Female Entrepreneurs, the Building Block of a New Economy?
Posted by MIT Environmental Policy and Planning
In her 2015 thesis, MCP Ellen Chen, studied how female “social entrepreneurs” have spurred micro-level reforms, and how their efforts have fueled broader institutional changes in Malaysia. These innovators are working on topics ranging from transportation safety to sex education. Most have left lucrative professional careers to pursue causes that are important to them, either as organizers or volunteers. From what Ellen was able to document, policy changes at the national or regional level are not enough. Widespread action by risk-takers on the ground is essential to realize greater sustainability. On the other hand, fighting for the rights of disadvantaged groups or using the media to lift up voices for change are also important to achieving sustainable development.

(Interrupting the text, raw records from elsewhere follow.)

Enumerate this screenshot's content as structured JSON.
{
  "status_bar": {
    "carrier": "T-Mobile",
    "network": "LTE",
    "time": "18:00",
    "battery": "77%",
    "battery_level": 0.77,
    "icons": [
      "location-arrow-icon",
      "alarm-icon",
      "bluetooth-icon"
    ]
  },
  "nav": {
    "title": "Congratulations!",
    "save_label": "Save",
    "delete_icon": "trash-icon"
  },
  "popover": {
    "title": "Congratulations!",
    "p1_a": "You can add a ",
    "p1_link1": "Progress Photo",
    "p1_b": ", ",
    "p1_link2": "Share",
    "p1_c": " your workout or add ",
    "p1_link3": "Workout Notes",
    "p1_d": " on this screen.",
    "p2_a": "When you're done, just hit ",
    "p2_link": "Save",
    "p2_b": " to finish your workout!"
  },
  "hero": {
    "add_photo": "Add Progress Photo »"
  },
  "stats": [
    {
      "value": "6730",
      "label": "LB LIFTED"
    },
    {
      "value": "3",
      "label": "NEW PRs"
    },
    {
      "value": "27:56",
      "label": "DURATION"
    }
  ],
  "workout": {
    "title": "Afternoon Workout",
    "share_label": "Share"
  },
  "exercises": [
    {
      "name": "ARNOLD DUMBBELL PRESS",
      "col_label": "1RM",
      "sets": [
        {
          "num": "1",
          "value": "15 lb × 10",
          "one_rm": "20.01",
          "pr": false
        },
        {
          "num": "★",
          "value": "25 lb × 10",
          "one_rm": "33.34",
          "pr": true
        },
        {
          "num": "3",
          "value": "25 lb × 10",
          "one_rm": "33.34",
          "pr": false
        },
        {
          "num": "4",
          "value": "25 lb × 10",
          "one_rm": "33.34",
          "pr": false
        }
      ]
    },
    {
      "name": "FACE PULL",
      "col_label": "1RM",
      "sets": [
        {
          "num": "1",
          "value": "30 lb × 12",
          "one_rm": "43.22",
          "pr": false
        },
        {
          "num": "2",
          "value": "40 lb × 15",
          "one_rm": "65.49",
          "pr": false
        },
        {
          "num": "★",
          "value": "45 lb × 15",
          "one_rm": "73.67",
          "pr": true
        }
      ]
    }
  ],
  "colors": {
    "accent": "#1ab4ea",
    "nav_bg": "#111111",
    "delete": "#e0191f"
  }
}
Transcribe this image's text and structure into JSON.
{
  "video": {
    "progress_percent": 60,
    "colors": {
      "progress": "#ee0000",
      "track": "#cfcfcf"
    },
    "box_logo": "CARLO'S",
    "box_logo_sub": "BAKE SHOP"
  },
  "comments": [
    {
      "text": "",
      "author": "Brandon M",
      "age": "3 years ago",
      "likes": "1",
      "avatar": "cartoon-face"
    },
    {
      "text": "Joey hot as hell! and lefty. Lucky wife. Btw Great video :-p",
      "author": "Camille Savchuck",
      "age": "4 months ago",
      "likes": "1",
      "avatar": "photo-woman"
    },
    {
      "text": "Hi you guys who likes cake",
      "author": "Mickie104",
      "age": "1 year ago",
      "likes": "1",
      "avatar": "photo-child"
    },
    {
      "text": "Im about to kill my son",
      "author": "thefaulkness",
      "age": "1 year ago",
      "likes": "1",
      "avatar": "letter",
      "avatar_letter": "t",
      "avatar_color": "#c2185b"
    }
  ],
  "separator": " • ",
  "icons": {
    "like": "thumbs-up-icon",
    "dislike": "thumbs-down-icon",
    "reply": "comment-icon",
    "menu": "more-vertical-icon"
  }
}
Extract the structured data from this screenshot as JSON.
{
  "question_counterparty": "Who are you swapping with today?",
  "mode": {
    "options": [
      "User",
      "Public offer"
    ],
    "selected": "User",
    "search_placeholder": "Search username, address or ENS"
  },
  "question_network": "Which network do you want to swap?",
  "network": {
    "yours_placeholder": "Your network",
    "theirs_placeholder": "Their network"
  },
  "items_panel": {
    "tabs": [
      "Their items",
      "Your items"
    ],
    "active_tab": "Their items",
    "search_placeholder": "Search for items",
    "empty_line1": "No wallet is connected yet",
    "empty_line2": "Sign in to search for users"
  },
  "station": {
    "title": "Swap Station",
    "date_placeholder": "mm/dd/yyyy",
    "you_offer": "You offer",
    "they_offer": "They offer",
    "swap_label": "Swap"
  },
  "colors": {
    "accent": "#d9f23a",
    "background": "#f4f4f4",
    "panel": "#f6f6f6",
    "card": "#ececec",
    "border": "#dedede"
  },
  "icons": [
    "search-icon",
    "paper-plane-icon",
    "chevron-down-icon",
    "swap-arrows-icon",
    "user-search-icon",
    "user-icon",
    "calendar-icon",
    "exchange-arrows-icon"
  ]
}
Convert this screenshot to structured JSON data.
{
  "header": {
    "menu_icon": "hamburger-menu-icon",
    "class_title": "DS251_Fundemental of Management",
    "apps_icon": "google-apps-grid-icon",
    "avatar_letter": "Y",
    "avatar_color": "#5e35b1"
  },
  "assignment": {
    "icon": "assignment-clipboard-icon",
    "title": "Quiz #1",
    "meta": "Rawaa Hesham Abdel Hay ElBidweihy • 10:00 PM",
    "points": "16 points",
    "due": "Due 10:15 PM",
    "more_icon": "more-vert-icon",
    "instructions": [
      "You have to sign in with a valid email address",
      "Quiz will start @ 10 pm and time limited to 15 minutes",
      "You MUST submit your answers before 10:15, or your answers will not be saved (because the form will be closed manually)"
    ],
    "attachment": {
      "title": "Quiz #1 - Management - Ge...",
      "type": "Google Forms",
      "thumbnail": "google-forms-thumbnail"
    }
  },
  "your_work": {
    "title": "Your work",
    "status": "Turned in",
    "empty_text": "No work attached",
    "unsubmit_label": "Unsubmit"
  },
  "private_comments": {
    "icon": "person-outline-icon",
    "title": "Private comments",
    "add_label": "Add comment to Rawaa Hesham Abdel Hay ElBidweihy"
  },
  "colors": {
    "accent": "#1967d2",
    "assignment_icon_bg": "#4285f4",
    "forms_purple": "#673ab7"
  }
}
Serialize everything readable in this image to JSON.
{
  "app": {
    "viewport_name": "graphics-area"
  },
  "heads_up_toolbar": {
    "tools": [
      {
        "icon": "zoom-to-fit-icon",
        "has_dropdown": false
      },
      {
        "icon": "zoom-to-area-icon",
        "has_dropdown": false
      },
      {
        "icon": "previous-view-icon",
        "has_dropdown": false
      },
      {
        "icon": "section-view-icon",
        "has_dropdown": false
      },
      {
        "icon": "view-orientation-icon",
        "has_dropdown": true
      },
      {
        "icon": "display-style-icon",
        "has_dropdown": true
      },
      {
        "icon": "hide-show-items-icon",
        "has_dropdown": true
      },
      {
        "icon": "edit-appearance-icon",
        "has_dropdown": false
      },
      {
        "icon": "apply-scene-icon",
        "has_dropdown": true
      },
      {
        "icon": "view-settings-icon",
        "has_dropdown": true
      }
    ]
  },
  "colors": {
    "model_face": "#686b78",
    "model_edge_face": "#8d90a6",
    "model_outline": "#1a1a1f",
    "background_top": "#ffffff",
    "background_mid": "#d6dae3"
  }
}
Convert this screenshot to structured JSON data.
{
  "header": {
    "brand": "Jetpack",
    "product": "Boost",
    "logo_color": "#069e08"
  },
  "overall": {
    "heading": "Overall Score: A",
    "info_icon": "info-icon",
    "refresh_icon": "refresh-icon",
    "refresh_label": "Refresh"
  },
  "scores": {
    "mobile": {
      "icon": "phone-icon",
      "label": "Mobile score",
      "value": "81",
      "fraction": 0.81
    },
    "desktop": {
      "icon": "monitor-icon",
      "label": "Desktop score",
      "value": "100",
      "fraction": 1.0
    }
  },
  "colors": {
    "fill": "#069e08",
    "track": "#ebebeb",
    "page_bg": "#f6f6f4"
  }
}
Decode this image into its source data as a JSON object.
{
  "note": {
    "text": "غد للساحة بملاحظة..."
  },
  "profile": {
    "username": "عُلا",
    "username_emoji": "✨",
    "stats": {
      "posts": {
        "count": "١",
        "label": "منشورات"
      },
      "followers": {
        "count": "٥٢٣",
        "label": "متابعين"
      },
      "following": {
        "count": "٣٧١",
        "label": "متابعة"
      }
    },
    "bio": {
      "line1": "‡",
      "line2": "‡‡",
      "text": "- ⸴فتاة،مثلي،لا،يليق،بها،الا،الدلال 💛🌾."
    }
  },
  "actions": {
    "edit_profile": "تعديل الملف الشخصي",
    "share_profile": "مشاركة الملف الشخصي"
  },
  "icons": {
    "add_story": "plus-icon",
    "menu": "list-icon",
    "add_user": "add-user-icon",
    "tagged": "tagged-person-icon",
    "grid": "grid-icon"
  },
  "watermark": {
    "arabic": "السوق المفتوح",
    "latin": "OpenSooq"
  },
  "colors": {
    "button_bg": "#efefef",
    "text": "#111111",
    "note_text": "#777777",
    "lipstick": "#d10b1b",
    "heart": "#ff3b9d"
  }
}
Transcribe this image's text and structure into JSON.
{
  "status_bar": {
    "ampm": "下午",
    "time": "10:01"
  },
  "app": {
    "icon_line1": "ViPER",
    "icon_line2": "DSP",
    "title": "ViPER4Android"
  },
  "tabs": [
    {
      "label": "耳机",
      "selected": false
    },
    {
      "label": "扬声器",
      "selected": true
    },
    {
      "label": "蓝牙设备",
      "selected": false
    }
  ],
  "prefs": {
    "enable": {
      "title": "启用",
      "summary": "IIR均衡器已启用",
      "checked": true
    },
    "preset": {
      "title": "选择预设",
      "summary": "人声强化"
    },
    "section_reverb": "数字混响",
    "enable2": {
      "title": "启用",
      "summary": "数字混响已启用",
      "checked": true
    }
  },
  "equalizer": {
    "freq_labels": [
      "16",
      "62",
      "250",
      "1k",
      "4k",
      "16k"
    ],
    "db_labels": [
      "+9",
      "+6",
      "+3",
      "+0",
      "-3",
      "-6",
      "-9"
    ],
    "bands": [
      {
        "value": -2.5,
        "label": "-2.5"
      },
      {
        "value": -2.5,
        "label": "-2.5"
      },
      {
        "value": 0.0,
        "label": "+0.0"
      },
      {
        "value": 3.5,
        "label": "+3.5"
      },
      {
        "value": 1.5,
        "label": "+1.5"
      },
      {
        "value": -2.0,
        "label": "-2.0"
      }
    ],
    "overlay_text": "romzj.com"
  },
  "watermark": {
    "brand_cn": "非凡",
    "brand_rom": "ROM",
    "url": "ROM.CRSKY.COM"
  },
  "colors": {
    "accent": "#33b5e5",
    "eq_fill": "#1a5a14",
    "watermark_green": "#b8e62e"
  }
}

Ellen investigated the proposition offered by political economists that nations can grow their economy more rapidly if they are willing to break with past institutional patterns. Ellen’s research suggests that this has been difficult to do in Malaysia, especially with regards to women’s roles. The state-influenced system of education continues to promote Islam’s gender-specific norms of virtuous behavior. While Malaysia has embarked on an aggressive effort to promote economic growth and launched multiple programs to encourage female entrepreneurship, there is still a prominent cultural aversion to risk-taking. Ellen’s thesis consists of both a traditional written portion, available here, and a video presentation, viewable here.